● **DATASET**:
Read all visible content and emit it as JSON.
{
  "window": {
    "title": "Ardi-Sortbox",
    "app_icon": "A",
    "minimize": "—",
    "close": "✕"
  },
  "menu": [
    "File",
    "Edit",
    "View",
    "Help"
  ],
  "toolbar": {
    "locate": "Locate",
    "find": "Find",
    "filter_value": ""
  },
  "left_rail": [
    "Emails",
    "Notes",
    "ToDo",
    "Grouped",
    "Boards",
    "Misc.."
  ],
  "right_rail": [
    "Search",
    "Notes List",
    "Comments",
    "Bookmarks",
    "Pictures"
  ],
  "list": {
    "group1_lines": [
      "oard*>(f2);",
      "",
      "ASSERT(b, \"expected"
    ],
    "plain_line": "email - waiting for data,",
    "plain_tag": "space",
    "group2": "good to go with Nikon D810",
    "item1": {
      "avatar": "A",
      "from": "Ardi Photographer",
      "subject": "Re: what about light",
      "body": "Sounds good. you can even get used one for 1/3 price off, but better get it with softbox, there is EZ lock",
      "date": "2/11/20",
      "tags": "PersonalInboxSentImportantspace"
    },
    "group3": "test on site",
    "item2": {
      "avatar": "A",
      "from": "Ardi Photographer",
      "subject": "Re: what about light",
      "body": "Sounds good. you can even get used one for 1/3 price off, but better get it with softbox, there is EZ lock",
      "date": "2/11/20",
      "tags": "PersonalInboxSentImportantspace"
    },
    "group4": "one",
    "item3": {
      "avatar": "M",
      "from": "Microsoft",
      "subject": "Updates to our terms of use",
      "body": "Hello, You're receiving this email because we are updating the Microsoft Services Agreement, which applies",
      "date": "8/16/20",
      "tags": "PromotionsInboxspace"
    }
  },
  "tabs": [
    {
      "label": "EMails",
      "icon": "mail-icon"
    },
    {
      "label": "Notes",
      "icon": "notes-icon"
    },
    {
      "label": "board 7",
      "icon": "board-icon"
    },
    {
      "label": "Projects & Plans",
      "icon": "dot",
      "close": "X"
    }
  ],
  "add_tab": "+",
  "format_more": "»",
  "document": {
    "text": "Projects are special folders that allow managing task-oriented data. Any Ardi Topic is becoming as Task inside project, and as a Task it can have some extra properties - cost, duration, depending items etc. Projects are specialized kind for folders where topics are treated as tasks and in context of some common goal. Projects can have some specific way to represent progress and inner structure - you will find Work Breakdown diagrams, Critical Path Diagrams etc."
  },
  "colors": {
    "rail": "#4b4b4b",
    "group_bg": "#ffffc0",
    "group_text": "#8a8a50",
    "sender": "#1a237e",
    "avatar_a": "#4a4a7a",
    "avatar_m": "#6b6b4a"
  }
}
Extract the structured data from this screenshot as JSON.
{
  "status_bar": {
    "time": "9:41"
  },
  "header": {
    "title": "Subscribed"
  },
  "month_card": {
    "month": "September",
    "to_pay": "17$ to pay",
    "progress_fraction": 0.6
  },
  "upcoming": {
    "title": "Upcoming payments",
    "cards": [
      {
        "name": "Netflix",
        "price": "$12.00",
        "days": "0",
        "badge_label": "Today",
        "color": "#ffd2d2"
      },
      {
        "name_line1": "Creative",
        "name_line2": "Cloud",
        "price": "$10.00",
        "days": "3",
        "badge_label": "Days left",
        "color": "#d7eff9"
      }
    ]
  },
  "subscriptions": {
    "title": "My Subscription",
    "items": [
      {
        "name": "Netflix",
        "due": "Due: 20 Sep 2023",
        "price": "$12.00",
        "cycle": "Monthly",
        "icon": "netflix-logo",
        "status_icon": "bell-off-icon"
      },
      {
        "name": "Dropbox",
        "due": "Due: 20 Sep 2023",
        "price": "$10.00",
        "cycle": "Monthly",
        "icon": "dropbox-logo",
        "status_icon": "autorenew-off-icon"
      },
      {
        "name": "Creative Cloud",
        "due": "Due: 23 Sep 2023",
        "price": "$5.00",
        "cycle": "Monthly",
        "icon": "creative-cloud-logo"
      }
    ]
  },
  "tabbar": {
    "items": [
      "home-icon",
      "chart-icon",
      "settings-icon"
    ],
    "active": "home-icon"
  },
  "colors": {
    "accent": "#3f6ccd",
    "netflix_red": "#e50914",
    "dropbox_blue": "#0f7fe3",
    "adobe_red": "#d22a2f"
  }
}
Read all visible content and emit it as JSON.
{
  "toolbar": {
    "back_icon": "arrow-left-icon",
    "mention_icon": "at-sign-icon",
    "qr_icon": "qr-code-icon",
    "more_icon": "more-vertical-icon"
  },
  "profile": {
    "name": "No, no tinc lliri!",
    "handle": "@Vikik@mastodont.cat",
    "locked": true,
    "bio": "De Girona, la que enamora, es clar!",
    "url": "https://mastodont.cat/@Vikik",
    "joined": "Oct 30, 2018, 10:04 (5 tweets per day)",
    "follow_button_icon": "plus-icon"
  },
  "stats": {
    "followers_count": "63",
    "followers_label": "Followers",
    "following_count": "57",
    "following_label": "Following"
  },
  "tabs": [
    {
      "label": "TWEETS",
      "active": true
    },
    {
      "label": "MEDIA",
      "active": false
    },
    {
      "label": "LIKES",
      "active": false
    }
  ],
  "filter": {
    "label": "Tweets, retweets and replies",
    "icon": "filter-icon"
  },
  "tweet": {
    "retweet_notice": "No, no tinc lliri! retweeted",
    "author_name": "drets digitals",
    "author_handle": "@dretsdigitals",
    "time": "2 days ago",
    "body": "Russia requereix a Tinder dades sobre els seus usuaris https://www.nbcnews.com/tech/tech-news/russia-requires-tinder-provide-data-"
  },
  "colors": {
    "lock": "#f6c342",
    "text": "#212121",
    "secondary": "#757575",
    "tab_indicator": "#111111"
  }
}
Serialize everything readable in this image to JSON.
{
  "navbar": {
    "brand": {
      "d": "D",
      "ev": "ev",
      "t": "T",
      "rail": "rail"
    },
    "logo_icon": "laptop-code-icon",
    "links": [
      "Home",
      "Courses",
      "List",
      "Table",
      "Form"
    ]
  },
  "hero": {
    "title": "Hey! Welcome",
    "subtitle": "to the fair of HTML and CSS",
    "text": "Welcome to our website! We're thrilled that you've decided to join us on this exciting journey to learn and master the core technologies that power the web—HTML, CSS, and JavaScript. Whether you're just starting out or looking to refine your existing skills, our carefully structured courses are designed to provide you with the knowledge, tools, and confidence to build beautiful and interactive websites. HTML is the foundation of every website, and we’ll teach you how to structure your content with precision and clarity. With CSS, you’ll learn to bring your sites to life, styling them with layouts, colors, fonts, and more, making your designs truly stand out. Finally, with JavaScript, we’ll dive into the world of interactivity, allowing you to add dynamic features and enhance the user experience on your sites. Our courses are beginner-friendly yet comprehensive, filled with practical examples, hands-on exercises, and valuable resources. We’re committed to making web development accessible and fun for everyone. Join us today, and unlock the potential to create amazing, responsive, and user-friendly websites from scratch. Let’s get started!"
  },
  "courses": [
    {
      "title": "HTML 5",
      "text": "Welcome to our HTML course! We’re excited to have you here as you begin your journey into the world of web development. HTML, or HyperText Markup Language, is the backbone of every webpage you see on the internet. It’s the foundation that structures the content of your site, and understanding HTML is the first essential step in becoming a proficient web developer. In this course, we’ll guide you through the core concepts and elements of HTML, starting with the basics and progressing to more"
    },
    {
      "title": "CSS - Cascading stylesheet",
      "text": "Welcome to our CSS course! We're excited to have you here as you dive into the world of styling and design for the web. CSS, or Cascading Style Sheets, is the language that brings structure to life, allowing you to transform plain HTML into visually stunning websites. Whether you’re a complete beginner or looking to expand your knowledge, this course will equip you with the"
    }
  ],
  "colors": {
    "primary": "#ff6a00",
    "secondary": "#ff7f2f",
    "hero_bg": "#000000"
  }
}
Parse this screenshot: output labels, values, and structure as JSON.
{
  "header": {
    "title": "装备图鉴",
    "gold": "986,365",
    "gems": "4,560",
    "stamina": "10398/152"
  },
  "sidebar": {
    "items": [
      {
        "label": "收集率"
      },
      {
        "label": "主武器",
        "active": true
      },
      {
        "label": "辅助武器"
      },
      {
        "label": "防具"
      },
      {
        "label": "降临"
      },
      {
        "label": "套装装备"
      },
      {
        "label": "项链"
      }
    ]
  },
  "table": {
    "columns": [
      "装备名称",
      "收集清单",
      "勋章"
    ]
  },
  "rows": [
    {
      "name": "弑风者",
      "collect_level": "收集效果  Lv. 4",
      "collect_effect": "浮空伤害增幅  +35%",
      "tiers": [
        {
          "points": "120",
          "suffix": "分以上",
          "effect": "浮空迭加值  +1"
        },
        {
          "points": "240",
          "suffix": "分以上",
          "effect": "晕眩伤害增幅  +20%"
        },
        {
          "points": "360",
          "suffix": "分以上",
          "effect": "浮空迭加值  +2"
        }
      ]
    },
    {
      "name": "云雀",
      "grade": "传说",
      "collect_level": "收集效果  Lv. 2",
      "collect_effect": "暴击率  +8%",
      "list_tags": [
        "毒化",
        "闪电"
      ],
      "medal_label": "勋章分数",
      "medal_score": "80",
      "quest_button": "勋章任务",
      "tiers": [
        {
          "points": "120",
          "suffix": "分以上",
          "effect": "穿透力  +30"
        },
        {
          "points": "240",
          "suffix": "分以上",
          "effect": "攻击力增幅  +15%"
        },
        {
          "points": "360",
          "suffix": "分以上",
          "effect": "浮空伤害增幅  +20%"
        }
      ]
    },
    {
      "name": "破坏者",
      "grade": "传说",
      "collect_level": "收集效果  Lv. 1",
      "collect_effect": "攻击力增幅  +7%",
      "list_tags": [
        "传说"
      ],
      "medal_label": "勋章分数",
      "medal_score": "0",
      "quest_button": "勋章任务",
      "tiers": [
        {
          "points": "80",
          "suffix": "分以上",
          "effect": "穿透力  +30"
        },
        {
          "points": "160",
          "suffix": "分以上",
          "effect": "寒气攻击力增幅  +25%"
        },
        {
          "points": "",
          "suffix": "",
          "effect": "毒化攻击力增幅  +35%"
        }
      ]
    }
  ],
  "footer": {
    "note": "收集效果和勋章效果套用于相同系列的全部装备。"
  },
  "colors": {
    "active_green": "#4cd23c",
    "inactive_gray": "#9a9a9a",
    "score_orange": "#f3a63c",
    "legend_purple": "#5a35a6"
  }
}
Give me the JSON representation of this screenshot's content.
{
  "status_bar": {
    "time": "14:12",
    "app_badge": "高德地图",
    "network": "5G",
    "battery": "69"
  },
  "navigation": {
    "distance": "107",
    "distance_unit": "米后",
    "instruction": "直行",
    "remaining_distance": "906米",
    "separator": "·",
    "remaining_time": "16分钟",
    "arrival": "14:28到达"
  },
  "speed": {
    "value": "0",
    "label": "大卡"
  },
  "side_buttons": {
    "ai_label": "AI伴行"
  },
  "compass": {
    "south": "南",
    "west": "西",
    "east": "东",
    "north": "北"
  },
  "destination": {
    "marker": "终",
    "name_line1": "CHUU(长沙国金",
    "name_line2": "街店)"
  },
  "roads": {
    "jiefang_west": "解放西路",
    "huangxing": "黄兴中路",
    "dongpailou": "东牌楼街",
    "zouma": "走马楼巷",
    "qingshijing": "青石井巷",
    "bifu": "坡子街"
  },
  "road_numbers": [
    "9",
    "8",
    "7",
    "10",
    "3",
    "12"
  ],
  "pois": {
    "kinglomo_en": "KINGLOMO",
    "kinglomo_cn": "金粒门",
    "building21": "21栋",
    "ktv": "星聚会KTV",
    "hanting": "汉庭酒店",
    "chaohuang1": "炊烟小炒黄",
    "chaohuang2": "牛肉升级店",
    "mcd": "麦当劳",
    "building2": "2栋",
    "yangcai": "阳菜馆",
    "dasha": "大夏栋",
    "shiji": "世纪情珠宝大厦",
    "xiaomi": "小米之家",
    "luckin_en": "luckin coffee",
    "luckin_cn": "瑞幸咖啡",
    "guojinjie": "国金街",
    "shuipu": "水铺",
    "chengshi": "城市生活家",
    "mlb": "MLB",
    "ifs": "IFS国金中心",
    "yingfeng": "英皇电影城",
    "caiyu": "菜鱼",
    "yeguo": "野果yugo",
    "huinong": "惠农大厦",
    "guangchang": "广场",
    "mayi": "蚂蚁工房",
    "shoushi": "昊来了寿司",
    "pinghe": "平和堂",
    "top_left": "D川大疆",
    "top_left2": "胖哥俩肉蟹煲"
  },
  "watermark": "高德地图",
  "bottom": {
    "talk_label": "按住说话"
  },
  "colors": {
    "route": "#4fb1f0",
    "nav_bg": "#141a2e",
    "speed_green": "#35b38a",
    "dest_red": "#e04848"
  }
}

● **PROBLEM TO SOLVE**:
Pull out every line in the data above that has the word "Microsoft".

● **ANSWER TO THIS EXERCISE**:
      "from": "Microsoft",
      "body": "Hello, You're receiving this email because we are updating the Microsoft Services Agreement, which applies",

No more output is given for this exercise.